A breakdown of budget for a weekend getaway in Kasane
For most, the festive season is the time to travel, either travelling back home or simply taking a vacation. There are, of course, a lot of good reasons to take an international holiday: long beach walks in the Maldives, drinking champagne in Paris, or visiting the great Wall of China all make for an exciting itinerary but flights are growing increasingly expensive and the only solution left is to start exploring one’s own backyard.
It’s not strange that many travelers know a place like Dubai better than they know their own tourism destinations such as the Chobe, Ngamiland and the simple reason for not visiting is that these places are perceived to be insanely expensive and can only be afforded by mega Hollywood stars who pay in US dollars. However, these misconceptions were cleared recently when I travelled to Kasane and I found out that its actually affordable to travel locally.
With the help of a young Motswana entrepreneur Ben Mogotsi who tapped into the tourism industry two years ago as the owner of Cars and Guides in Kasane, I was able to come up with a rough estimate of how much it would cost to be a tourist for a weekend in Kasane. There are as many different ways to travel as there are places to visit; Mogotsi and I concluded that to get the best deals is to make early bookings, break away from travel packages and opting for a road trip instead of flying- as it is economical, plus road trips are more fun. The road stretching from the villages of Nata to Pandamatenga is infested with free roaming elephants which at times greet travellers by way of blocking the road, offering a chance of free game viewing. A return bus fare from Gaborone to Kasane is P400 while self-driving is costlier as you would need four full tanks of petrol for a return trip.
Mogotsi’s business specializes in boat cruises in the Chobe river, game drives in the Chobe National Park and Victoria Falls day trips at a wholesale price for P650 per person, a rate inclusive of all the activities excluding park fees which range between P10 and P70. Moreover, at last year’s Botswana Travel and Tourism Expo one local tour operator revealed that prices were subsidized for Batswana, a campaign that was meant to encourage Batswana to travel and explore their own country.
The best part about game drives is that you get to explore Kasane’s game in an open safari vehicle with raised seating which provides an elevated view but the ‘exciting’ part is that there is not much you can do when an elephant bull strolls up to the vehicle on one of its ‘roadblock’ inspections, you just have to stay calm until it moves right along!

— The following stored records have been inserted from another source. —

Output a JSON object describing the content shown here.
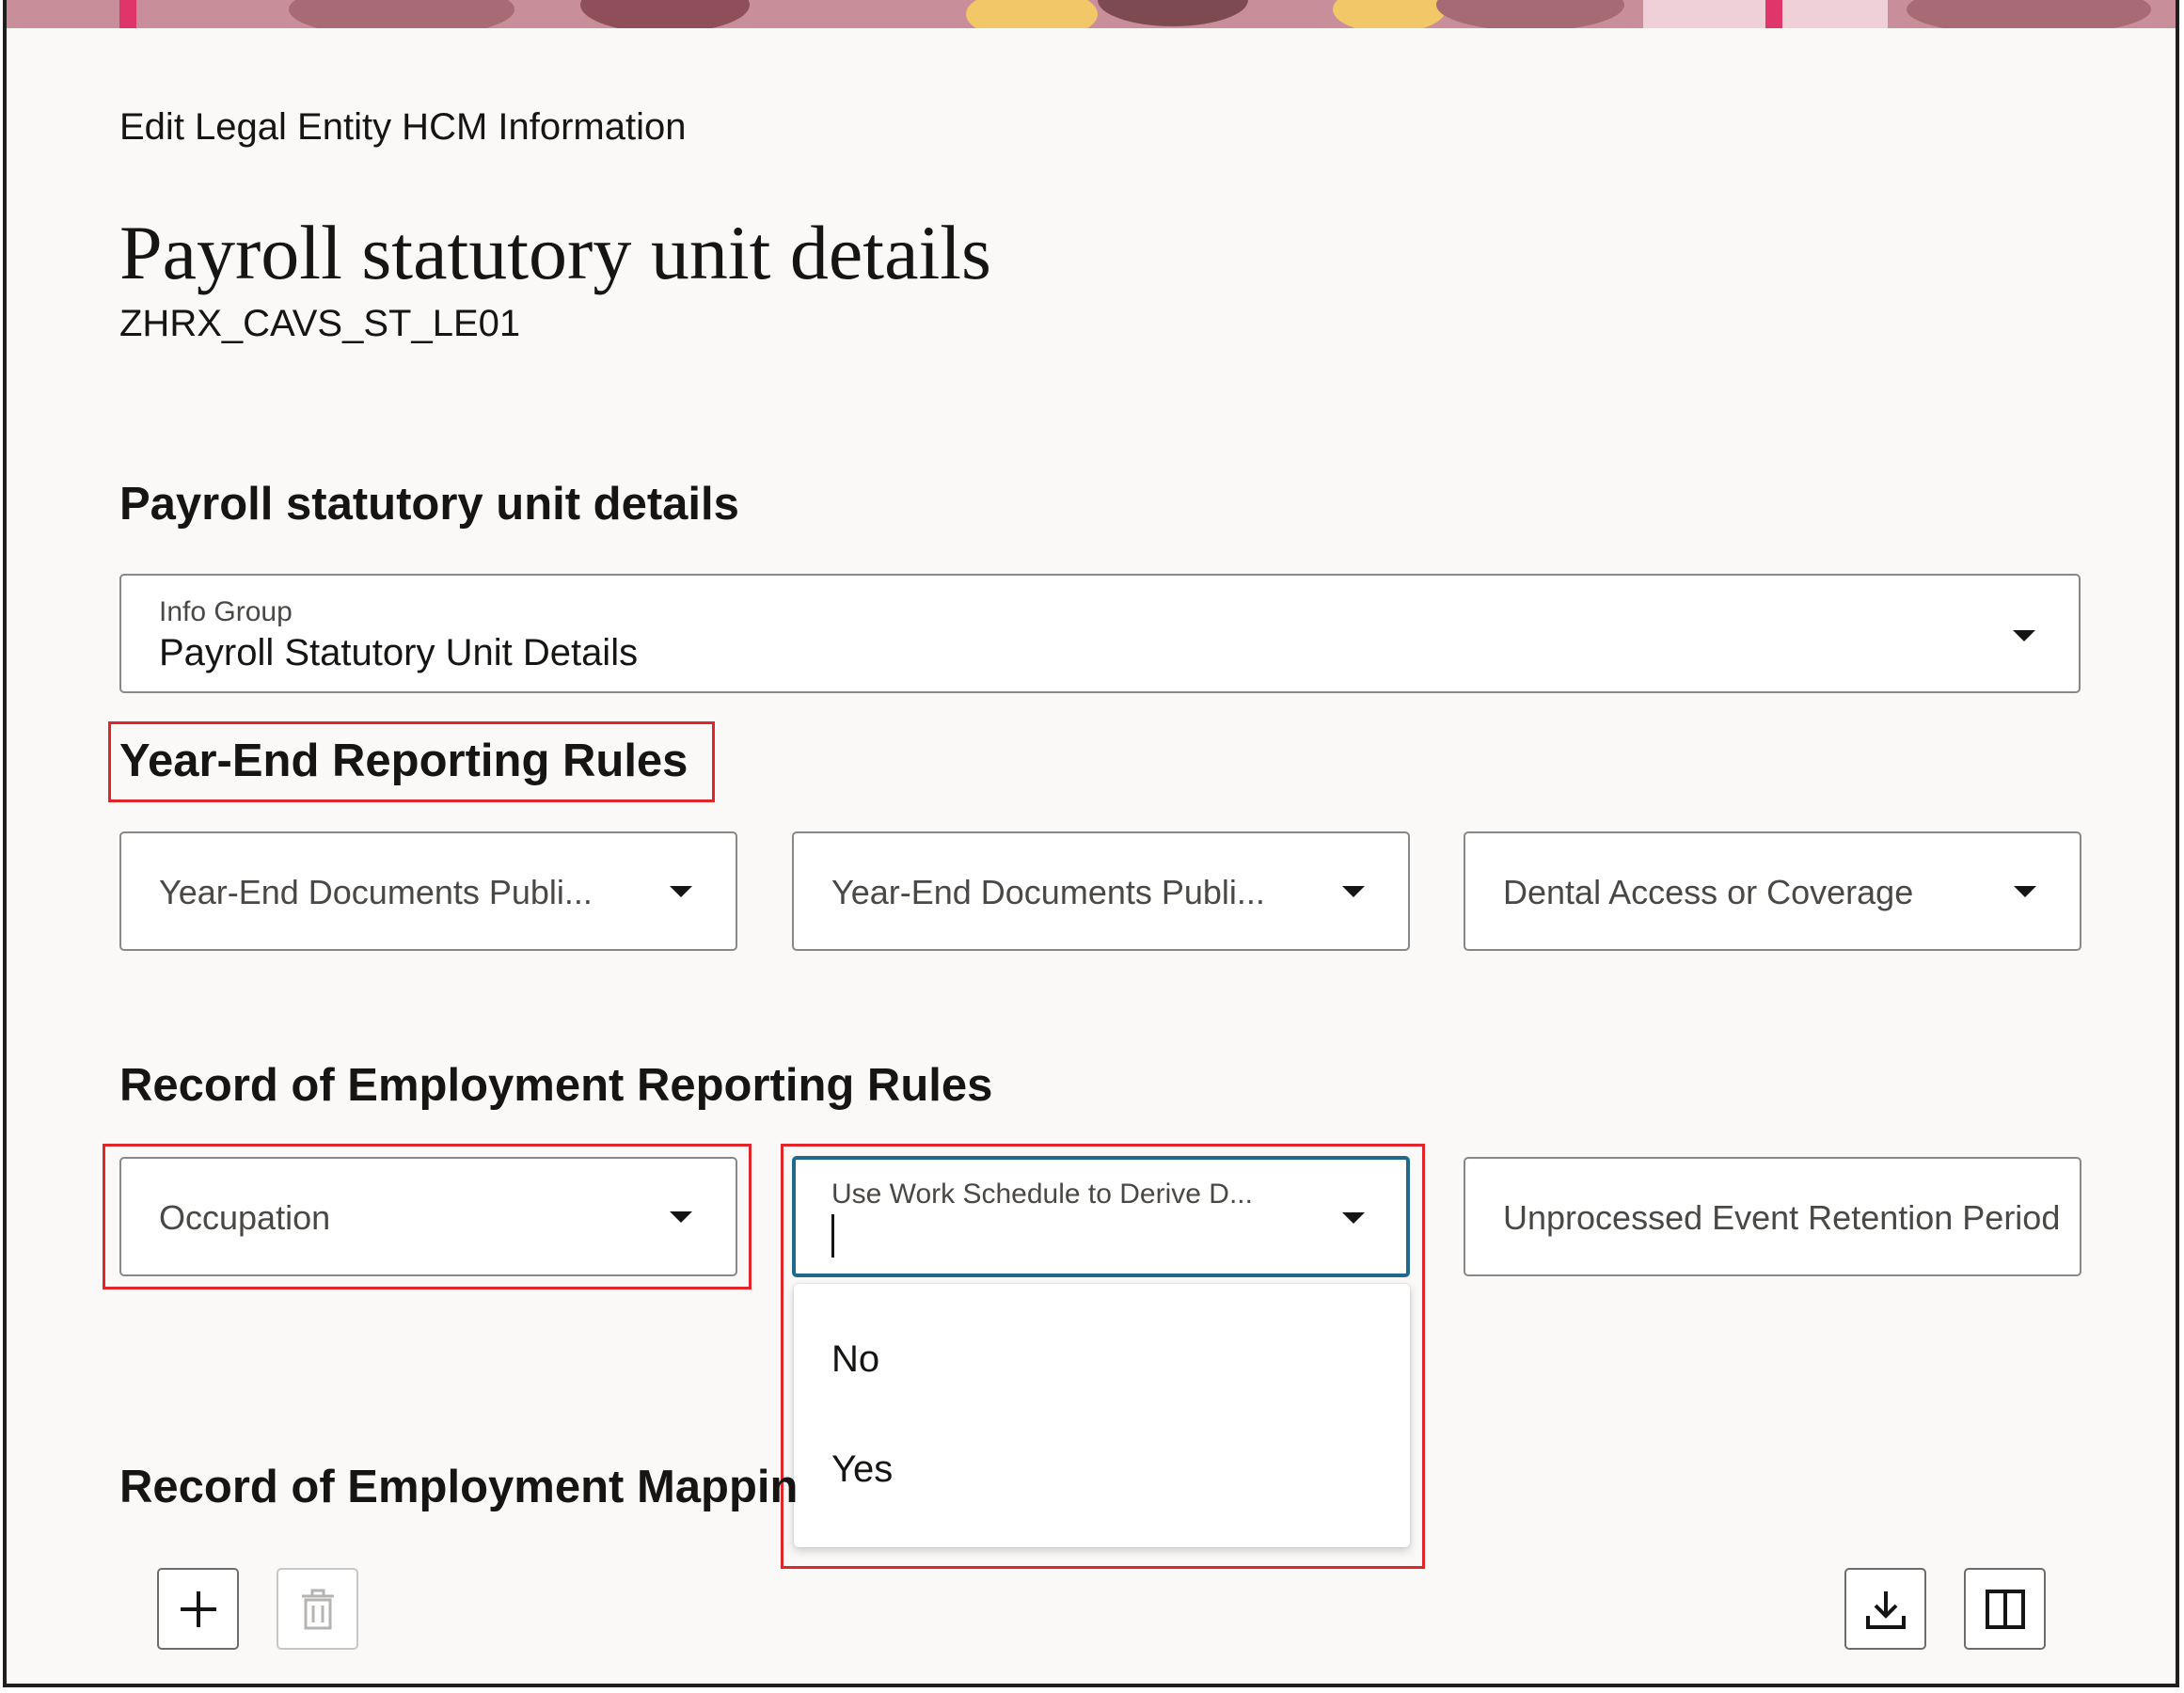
{
  "breadcrumb": "Edit Legal Entity HCM Information",
  "page_title": "Payroll statutory unit details",
  "subtitle": "ZHRX_CAVS_ST_LE01",
  "section_psu": {
    "heading": "Payroll statutory unit details",
    "info_group": {
      "label": "Info Group",
      "value": "Payroll Statutory Unit Details"
    }
  },
  "section_year_end": {
    "heading": "Year-End Reporting Rules",
    "fields": [
      {
        "label": "Year-End Documents Publi..."
      },
      {
        "label": "Year-End Documents Publi..."
      },
      {
        "label": "Dental Access or Coverage"
      }
    ]
  },
  "section_roe": {
    "heading": "Record of Employment Reporting Rules",
    "occupation": {
      "label": "Occupation"
    },
    "work_schedule": {
      "label": "Use Work Schedule to Derive D...",
      "value": ""
    },
    "retention": {
      "label": "Unprocessed Event Retention Period"
    },
    "dropdown_options": [
      "No",
      "Yes"
    ]
  },
  "section_mapping": {
    "heading": "Record of Employment Mappin"
  },
  "toolbar": {
    "add_icon": "plus-icon",
    "delete_icon": "trash-icon",
    "export_icon": "download-icon",
    "columns_icon": "columns-icon"
  },
  "colors": {
    "accent_focus": "#1f6a8c",
    "highlight": "#e0262b",
    "background": "#faf9f8"
  }
}
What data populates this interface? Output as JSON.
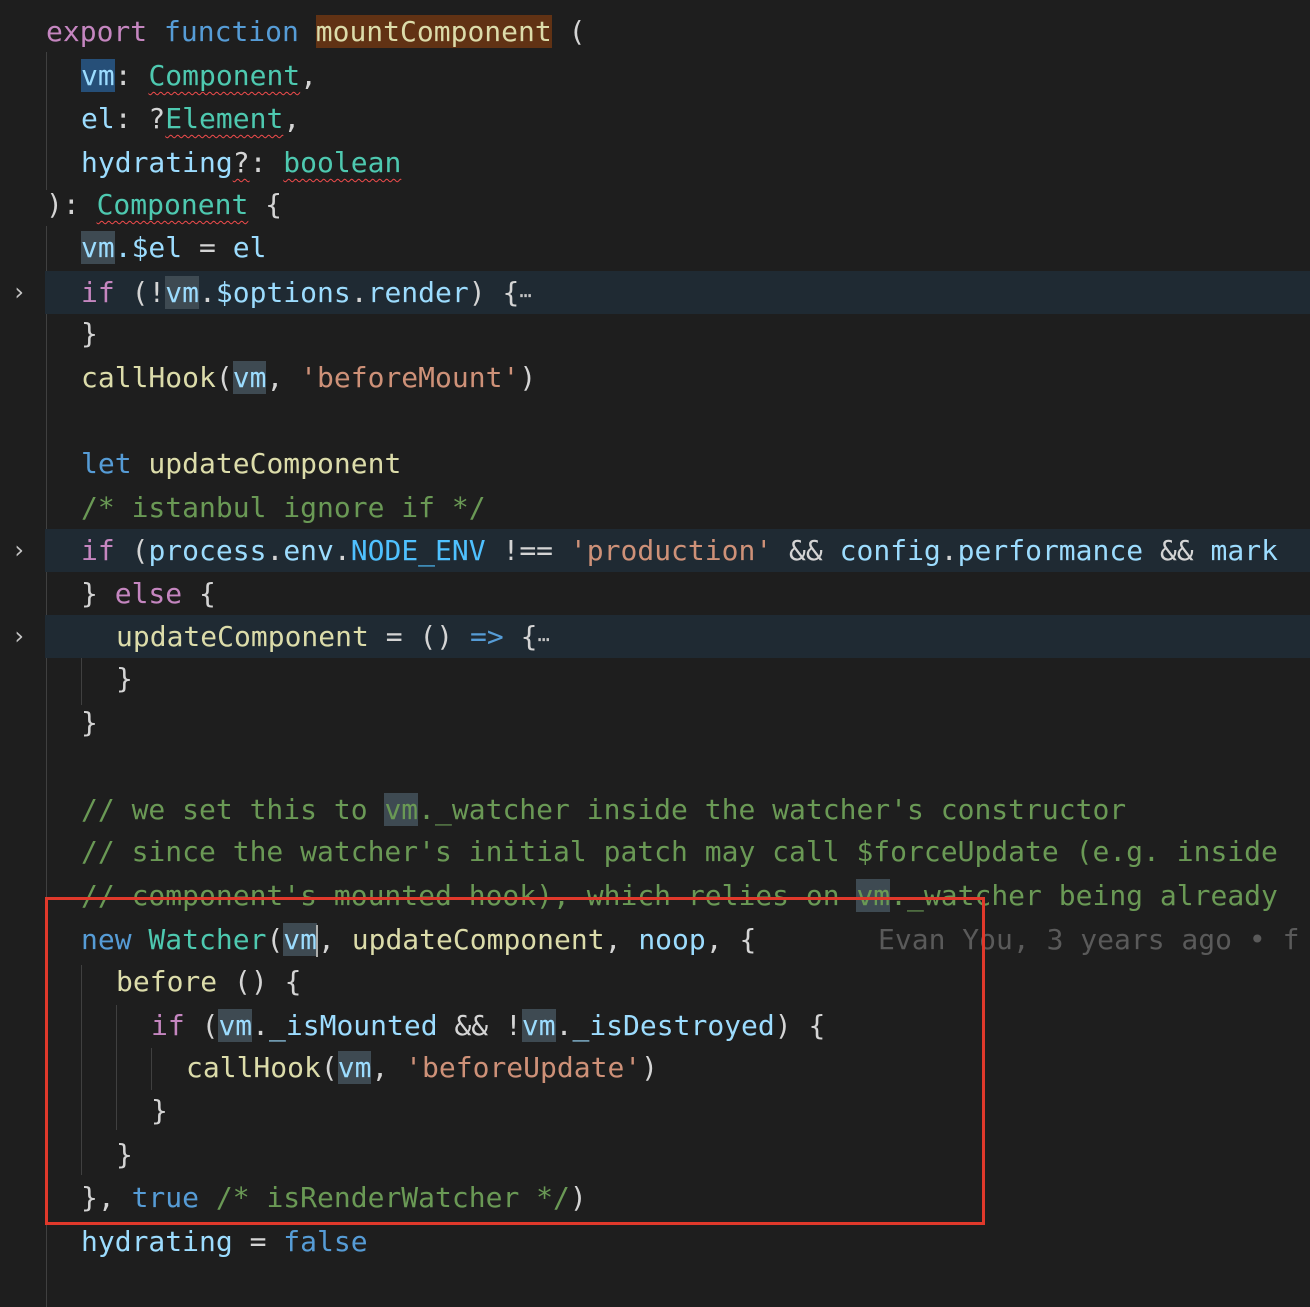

Botswana has more elephants than any other country in Africa; 130 451 to be precise, an estimate given by the Great Elephant Census. The elephants can be seen crossing the mighty Chobe river while one enjoys the breeze and majestic sunset on boat cruises.
As much as everybody loves the luxuriousness of a hotel: the clean room, comfy bed, strong shower, and scented soap for the taking (well borrowing), luxury comes at a price. Hotels in Kasane certainly aren’t cheap as they range from P1000 and above per night except if one opts for cheaper options like camping. However, there are times when a hotel can’t be avoided because hostels aren’t everywhere and sharing can be the best option to save up a few bucks. One of Mogotsi’s dream is to, one-day, own land where he would construct an affordable hotel or lodge for visitors frequenting the Chobe area and create more job opportunities in the tourism industry which he says has a lot of opportunities for the youth.
Furthermore, it can be concluded that one may need a budget of about P3000 to cover all costs at the small tourism town of Kasane which falls on the edge of Botswana, Namibia, Zimbabwe and Zambia. Dubbed land of the giants by locals there is no question, Kasane is a must-do destination in Botswana and the next time you think you do not have enough money to travel, remember that you do not have to be rich to travel.